Farrebique

13 December, 2017 - 20:00
STUK Cinema ZED, Leuven

French spoken with English subtitles

 

In Farrebique Georges Rouquier depicts the everyday life of a family of French farmers following the rhythm of the different seasons. This unique film evades the classic division between fiction and documentary, allowing the reality of details to thrive with a great sense of poetry. Despite many prices (Grand Prix de la Critique internationale in Cannes 1946, Grand Prix du Cinéma français 1946, Médaille d'or in Venice 1948), the film was a forgotten masterpiece, brought back to the big screen thanks to a beautiful restoration by Les documents cinématographiques.

 

This screening is organized by STUK and Courtisane, in collaboration with the Lieven Gevaert Centre and the Institute of Philosophy (KU Leuven).

Farrebique

Georges Rouquier
,
FR
,
1946
,
35mm
,
b&w
,
90'

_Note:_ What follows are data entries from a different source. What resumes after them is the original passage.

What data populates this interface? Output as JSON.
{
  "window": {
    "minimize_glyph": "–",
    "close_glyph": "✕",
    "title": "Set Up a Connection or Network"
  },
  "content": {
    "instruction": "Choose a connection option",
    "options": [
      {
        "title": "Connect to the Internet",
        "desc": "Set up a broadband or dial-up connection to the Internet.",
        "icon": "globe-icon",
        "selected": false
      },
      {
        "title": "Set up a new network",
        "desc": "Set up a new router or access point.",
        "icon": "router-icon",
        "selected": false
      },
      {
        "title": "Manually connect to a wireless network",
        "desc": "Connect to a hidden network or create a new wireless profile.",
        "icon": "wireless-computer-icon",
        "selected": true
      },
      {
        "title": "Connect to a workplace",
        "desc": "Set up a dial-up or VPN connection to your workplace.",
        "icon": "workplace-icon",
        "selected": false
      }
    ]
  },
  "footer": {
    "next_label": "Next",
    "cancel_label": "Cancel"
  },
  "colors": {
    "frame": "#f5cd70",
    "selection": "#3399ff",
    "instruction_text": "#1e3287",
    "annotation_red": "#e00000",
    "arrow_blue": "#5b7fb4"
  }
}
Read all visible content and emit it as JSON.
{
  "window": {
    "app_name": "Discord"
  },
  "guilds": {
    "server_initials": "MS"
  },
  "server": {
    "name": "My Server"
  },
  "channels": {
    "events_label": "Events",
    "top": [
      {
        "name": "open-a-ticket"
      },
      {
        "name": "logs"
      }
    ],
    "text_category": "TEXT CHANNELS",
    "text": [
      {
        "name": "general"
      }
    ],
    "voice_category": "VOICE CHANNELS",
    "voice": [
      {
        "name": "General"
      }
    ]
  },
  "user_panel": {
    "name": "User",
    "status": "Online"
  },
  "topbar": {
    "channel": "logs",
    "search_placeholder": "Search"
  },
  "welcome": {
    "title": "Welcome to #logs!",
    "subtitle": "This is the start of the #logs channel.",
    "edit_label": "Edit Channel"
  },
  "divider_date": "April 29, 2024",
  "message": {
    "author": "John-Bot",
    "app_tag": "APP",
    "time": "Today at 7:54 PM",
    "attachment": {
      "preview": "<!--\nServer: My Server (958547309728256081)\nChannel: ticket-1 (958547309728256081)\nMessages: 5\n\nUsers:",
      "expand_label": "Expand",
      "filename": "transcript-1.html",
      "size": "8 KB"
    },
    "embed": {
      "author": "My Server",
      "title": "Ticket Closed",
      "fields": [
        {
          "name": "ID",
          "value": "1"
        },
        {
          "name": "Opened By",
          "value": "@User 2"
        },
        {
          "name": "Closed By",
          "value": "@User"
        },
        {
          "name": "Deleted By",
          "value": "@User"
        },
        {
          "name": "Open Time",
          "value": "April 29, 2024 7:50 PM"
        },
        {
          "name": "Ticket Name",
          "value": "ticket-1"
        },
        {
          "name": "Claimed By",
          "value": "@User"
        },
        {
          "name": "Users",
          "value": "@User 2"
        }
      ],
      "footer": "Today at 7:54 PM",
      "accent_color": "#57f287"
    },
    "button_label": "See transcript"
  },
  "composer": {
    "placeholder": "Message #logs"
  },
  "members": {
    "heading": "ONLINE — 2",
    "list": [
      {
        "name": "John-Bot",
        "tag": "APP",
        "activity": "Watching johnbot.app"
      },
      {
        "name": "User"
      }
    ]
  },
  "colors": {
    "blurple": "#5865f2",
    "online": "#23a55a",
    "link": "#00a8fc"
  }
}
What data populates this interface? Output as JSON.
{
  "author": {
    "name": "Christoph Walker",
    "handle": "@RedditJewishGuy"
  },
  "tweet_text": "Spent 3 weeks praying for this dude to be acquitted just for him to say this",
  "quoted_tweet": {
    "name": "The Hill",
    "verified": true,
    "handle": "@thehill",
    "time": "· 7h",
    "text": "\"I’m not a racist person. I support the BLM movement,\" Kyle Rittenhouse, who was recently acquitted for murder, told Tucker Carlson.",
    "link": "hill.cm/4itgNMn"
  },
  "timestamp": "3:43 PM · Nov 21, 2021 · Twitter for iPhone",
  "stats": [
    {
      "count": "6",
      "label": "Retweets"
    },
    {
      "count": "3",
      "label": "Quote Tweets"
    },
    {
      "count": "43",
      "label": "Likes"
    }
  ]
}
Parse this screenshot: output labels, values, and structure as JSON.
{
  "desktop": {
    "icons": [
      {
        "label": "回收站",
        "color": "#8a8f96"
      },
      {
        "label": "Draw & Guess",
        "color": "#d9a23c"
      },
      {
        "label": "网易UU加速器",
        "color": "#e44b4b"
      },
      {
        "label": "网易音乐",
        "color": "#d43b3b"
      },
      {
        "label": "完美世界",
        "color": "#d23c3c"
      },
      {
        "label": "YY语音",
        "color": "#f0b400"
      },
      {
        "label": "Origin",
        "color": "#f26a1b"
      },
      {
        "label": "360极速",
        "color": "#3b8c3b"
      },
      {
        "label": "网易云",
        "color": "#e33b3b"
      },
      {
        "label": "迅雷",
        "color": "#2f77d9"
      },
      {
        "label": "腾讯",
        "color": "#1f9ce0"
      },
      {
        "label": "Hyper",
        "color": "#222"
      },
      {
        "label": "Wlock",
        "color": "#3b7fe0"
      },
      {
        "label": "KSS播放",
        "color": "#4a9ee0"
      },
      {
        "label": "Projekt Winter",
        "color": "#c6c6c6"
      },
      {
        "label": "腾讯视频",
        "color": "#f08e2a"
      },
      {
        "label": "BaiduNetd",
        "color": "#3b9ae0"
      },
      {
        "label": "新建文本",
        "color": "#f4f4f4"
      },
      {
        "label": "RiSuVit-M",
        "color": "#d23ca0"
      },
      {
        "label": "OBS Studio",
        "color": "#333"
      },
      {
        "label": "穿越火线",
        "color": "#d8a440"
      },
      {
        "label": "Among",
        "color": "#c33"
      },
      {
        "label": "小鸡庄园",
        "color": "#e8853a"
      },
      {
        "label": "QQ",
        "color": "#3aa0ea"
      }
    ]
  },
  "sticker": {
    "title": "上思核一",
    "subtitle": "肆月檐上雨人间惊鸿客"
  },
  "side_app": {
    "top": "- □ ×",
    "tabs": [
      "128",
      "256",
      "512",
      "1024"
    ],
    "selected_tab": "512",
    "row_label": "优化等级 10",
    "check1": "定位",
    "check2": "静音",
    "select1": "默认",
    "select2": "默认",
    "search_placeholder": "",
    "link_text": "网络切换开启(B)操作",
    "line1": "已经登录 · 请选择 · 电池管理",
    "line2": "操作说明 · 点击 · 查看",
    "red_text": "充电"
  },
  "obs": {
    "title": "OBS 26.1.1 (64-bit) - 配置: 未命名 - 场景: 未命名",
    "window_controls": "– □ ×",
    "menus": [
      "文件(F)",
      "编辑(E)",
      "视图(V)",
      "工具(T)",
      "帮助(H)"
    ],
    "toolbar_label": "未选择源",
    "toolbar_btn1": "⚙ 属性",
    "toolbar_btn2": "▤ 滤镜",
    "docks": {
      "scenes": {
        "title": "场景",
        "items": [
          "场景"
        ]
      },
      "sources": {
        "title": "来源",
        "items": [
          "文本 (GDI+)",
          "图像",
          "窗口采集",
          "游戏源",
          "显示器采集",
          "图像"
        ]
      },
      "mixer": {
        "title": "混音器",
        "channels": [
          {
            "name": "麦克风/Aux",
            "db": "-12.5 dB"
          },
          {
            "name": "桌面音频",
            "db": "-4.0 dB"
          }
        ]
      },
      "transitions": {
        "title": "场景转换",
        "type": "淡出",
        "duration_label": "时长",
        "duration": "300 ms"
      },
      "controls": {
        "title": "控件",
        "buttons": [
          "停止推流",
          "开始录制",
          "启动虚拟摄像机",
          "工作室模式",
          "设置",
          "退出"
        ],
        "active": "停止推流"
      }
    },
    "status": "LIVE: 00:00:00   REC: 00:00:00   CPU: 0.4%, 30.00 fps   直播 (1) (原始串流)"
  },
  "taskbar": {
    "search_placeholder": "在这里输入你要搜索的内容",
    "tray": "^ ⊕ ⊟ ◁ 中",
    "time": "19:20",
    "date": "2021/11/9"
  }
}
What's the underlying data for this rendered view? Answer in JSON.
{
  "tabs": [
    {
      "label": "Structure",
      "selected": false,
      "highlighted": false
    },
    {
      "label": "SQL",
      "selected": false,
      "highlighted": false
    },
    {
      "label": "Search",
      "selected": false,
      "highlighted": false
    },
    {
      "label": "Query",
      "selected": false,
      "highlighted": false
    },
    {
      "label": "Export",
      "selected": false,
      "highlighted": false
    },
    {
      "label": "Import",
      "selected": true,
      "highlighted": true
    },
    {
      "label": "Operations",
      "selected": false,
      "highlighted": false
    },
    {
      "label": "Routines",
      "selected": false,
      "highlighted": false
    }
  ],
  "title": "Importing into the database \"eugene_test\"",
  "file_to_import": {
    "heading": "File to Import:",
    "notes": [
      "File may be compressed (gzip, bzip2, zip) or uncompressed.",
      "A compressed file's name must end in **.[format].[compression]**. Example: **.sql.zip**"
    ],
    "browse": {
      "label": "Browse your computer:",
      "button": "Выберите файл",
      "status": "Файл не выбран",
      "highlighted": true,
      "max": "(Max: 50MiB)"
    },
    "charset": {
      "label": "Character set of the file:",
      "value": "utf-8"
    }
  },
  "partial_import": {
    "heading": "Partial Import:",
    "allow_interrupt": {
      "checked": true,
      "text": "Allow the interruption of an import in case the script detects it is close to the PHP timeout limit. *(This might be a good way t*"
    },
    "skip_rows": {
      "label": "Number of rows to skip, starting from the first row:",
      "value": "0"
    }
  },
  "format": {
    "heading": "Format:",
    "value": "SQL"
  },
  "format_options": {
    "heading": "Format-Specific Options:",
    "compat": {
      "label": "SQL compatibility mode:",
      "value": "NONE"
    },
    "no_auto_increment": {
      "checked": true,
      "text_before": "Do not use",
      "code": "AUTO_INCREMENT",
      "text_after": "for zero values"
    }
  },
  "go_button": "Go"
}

There is no lack of so-called realistic films about some insignificant event or other or some slice of life. There is no lack of peasant movies, either. Why is Farrebique labeled as the ugly duckling among them, then? In my opinion, this is due to Rouquier’s genius, to his ability, if you will, to stand an egg on one end. He has understood that verisimilitude had slowly taken the place of truth, that reality had slowly dissolved into realism. So he painfully undertook to rediscover reality, to return it to the light of day, to retrieve it naked from the drowning pool of art. (...) There is no story here, or very little, and there are no stars, no actors: only a reality that everyone, in the secrecy of his good or bad conscience, personally recognizes. “Look,” shouted the first viewers of the Lumière cinematograph as they pointed at the leaves on the trees, “look, they’re moving.” The cinema has come a long way since the heroic days when crowds were satisfied with the rough rendition of a branch quivering in the wind! And yet, after fifty years of cinematic realism and tremendous technical advances, nothing less than a little bit of genius was needed to give back to the public the simple and elementary joy that the fictionalized and dramatized cinema was no longer providing: that of recognition. (André Bazin)